PROMPT
Please set down the records exactly, keeping every line.

PROVIDED DATA
==*==

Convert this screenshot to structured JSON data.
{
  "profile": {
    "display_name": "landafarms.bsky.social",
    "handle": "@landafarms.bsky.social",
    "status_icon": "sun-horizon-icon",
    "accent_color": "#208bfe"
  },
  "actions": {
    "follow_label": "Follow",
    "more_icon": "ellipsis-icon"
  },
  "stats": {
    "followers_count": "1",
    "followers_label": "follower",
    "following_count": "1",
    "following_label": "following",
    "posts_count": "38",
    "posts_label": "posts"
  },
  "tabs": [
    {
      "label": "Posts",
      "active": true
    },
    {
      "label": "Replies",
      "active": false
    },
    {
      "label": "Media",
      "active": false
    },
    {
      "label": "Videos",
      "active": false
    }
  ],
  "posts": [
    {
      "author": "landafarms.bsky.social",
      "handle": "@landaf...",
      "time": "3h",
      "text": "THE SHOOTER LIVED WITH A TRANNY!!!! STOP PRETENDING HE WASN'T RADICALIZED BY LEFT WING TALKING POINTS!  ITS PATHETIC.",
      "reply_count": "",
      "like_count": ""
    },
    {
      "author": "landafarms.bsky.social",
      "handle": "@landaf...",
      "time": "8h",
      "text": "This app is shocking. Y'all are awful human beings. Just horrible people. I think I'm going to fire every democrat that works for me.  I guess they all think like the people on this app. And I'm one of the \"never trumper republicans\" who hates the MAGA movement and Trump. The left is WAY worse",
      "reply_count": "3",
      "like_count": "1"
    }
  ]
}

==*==

RESPONSE BELOW
Convert this screenshot to structured JSON data.
{
  "profile": {
    "display_name": "landafarms.bsky.social",
    "handle": "@landafarms.bsky.social",
    "status_icon": "sun-horizon-icon",
    "accent_color": "#208bfe"
  },
  "actions": {
    "follow_label": "Follow",
    "more_icon": "ellipsis-icon"
  },
  "stats": {
    "followers_count": "1",
    "followers_label": "follower",
    "following_count": "1",
    "following_label": "following",
    "posts_count": "38",
    "posts_label": "posts"
  },
  "tabs": [
    {
      "label": "Posts",
      "active": true
    },
    {
      "label": "Replies",
      "active": false
    },
    {
      "label": "Media",
      "active": false
    },
    {
      "label": "Videos",
      "active": false
    }
  ],
  "posts": [
    {
      "author": "landafarms.bsky.social",
      "handle": "@landaf...",
      "time": "3h",
      "text": "THE SHOOTER LIVED WITH A TRANNY!!!! STOP PRETENDING HE WASN'T RADICALIZED BY LEFT WING TALKING POINTS!  ITS PATHETIC.",
      "reply_count": "",
      "like_count": ""
    },
    {
      "author": "landafarms.bsky.social",
      "handle": "@landaf...",
      "time": "8h",
      "text": "This app is shocking. Y'all are awful human beings. Just horrible people. I think I'm going to fire every democrat that works for me.  I guess they all think like the people on this app. And I'm one of the \"never trumper republicans\" who hates the MAGA movement and Trump. The left is WAY worse",
      "reply_count": "3",
      "like_count": "1"
    }
  ]
}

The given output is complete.